“That’s what people say when they see them,” he explains. “They twist in the air a bunch of different ways when you open them. I actually came up with it myself. It was just a lot of trial and error.”
The wheels are hardly the only things Cano did himself. Virtually all of the work on his award-winning ride was done as his shop, K-Noh’s Customs in Houston, where the car sits as a proud example of the caliber of work he and his guys offer. “It’s just a showpiece for the shop. I have a little display building just for it,” he says.
The biggest challenge for Cano was remodeling the car so that it sits just right on his fat 28-inch Lexani LSS 50 wheels. That required a custom air suspension set-up and a lot of cutting and welding on the frame. “Most Chargers are even with the bumper, so we had to cut into it so it could have that three-inch lift,” he says. “We didn’t want to just leave it dangling. We had to reinforce it and re-mold everything.”
Cano’s Charger doesn’t have a name, but it does have “K-Noh Editions” emblazoned on the car’s side. The vast majority of the car incorporates the vibrant “Orange Show” color theme. That includes everything under the hood, with its original 5.7 hemi and added a cold air intake, as well the black leather and orange suede interior.

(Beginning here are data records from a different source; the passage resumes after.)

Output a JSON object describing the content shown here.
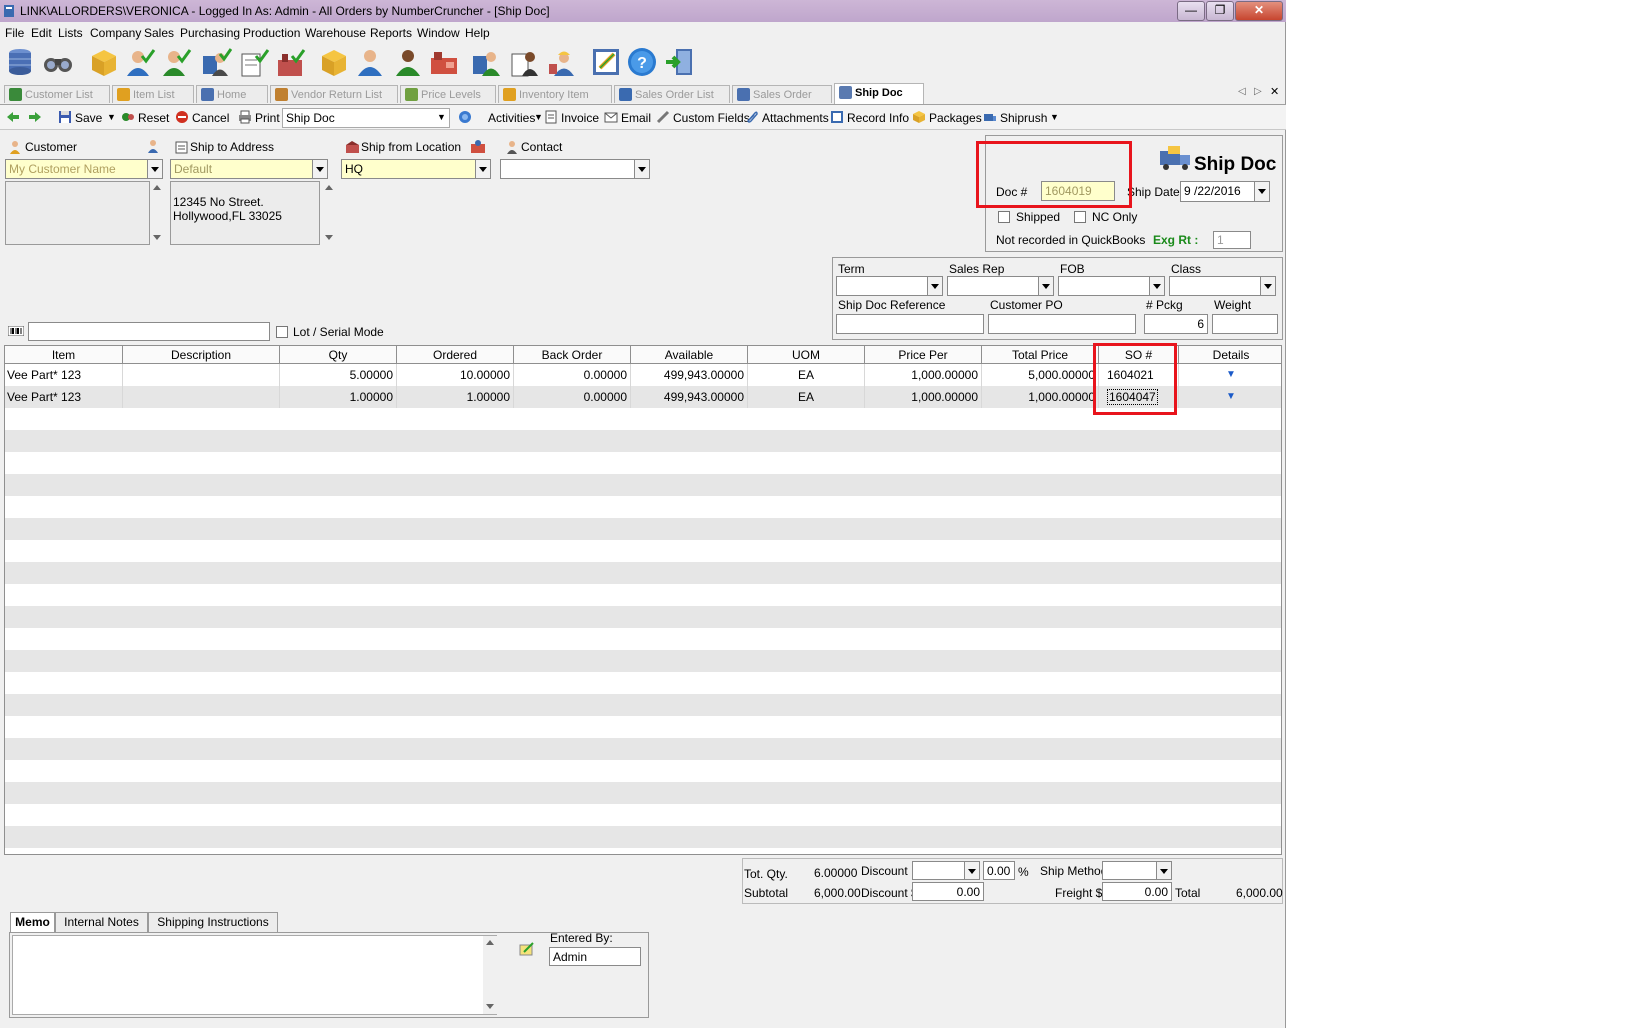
{
  "window": {
    "title": "LINK\\ALLORDERS\\VERONICA - Logged In As: Admin - All Orders by NumberCruncher - [Ship Doc]",
    "minimize": "—",
    "restore": "❐",
    "close": "✕"
  },
  "menu": [
    "File",
    "Edit",
    "Lists",
    "Company",
    "Sales",
    "Purchasing",
    "Production",
    "Warehouse",
    "Reports",
    "Window",
    "Help"
  ],
  "tabs": [
    {
      "label": "Customer List",
      "icon_color": "#3a8a3a"
    },
    {
      "label": "Item List",
      "icon_color": "#e0a020"
    },
    {
      "label": "Home",
      "icon_color": "#4a70b0"
    },
    {
      "label": "Vendor Return List",
      "icon_color": "#c08030"
    },
    {
      "label": "Price Levels",
      "icon_color": "#70a040"
    },
    {
      "label": "Inventory Item",
      "icon_color": "#e0a020"
    },
    {
      "label": "Sales Order List",
      "icon_color": "#3a6ab0"
    },
    {
      "label": "Sales Order",
      "icon_color": "#4a70b0"
    },
    {
      "label": "Ship Doc",
      "icon_color": "#5a7ab0"
    }
  ],
  "tab_nav": {
    "prev": "◁",
    "next": "▷",
    "close": "✕"
  },
  "toolbar": {
    "save": "Save",
    "reset": "Reset",
    "cancel": "Cancel",
    "print": "Print",
    "print_doc": "Ship Doc",
    "activities": "Activities",
    "invoice": "Invoice",
    "email": "Email",
    "custom_fields": "Custom Fields",
    "attachments": "Attachments",
    "record_info": "Record Info",
    "packages": "Packages",
    "shiprush": "Shiprush"
  },
  "header": {
    "customer_label": "Customer",
    "customer_value": "My Customer Name",
    "ship_to_label": "Ship to Address",
    "ship_to_value": "Default",
    "ship_to_address_line1": "12345 No Street.",
    "ship_to_address_line2": "Hollywood,FL 33025",
    "ship_from_label": "Ship from Location",
    "ship_from_value": "HQ",
    "contact_label": "Contact",
    "contact_value": ""
  },
  "doc": {
    "title": "Ship Doc",
    "doc_no_label": "Doc #",
    "doc_no": "1604019",
    "ship_date_label": "Ship Date",
    "ship_date": "9 /22/2016",
    "shipped_label": "Shipped",
    "nc_only_label": "NC Only",
    "qb_status": "Not recorded in QuickBooks",
    "exg_rt_label": "Exg Rt :",
    "exg_rt": "1"
  },
  "terms": {
    "term_label": "Term",
    "sales_rep_label": "Sales Rep",
    "fob_label": "FOB",
    "class_label": "Class",
    "ship_doc_ref_label": "Ship Doc Reference",
    "customer_po_label": "Customer PO",
    "pckg_label": "# Pckg",
    "weight_label": "Weight",
    "term": "",
    "sales_rep": "",
    "fob": "",
    "class": "",
    "ship_doc_ref": "",
    "customer_po": "",
    "pckg": "6",
    "weight": ""
  },
  "scan": {
    "lot_serial_label": "Lot / Serial Mode",
    "value": ""
  },
  "grid": {
    "columns": [
      "Item",
      "Description",
      "Qty",
      "Ordered",
      "Back Order",
      "Available",
      "UOM",
      "Price Per",
      "Total Price",
      "SO #",
      "Details"
    ],
    "rows": [
      {
        "item": "Vee Part* 123",
        "description": "",
        "qty": "5.00000",
        "ordered": "10.00000",
        "back_order": "0.00000",
        "available": "499,943.00000",
        "uom": "EA",
        "price_per": "1,000.00000",
        "total_price": "5,000.00000",
        "so": "1604021"
      },
      {
        "item": "Vee Part* 123",
        "description": "",
        "qty": "1.00000",
        "ordered": "1.00000",
        "back_order": "0.00000",
        "available": "499,943.00000",
        "uom": "EA",
        "price_per": "1,000.00000",
        "total_price": "1,000.00000",
        "so": "1604047"
      }
    ]
  },
  "totals": {
    "tot_qty_label": "Tot. Qty.",
    "tot_qty": "6.00000",
    "subtotal_label": "Subtotal",
    "subtotal": "6,000.00",
    "discount_label": "Discount",
    "discount_pct": "0.00",
    "pct_sign": "%",
    "discount_amt_label": "Discount $",
    "discount_amt": "0.00",
    "ship_method_label": "Ship Method",
    "ship_method": "",
    "freight_label": "Freight $",
    "freight": "0.00",
    "total_label": "Total",
    "total": "6,000.00"
  },
  "notes": {
    "tabs": [
      "Memo",
      "Internal Notes",
      "Shipping Instructions"
    ],
    "entered_by_label": "Entered By:",
    "entered_by": "Admin",
    "memo": ""
  },
  "colors": {
    "highlight_red": "#e8141c",
    "field_yellow": "#ffffcc",
    "title_bar": "#c7b0d2"
  }
}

Even the pair of JL Audio 1,001 amps in the back window are painted to match the color theme. And the body’s got hidden yellow, gold and green flakes that pop when the sun hits. “I just wanted to go with something different. Everybody has red and blue,” Cano says.
Those amps feed into an audio-visual system that includes six Optima yellow top batteries, four monitors in the console and three more molded into the dash, two 13.5-inch speakers in the trunk and two 501s for the high notes – virtually all of it from JL Audio. “I just wanted to get the best I could afford,” Cano says.
The air suspension was the only part of the project that required outside help, so Cano went to his friends at Lil One’s Customs in Houston for that. In-house, he also got plenty of support from Jose Guerra, who was responsible for much of the vast fiberglass work the interior required. “I just want to thank Lil One’s Customs and my installer for the audio at my shop, Jose Guerra,” Cano says.
Cano’s charger has been a hit at shows, taking home first places often, and a best in show award at Magnificos. The reaction of judges and onlookers “is pretty good,” he says modestly. “I don’t have to do too much talking.”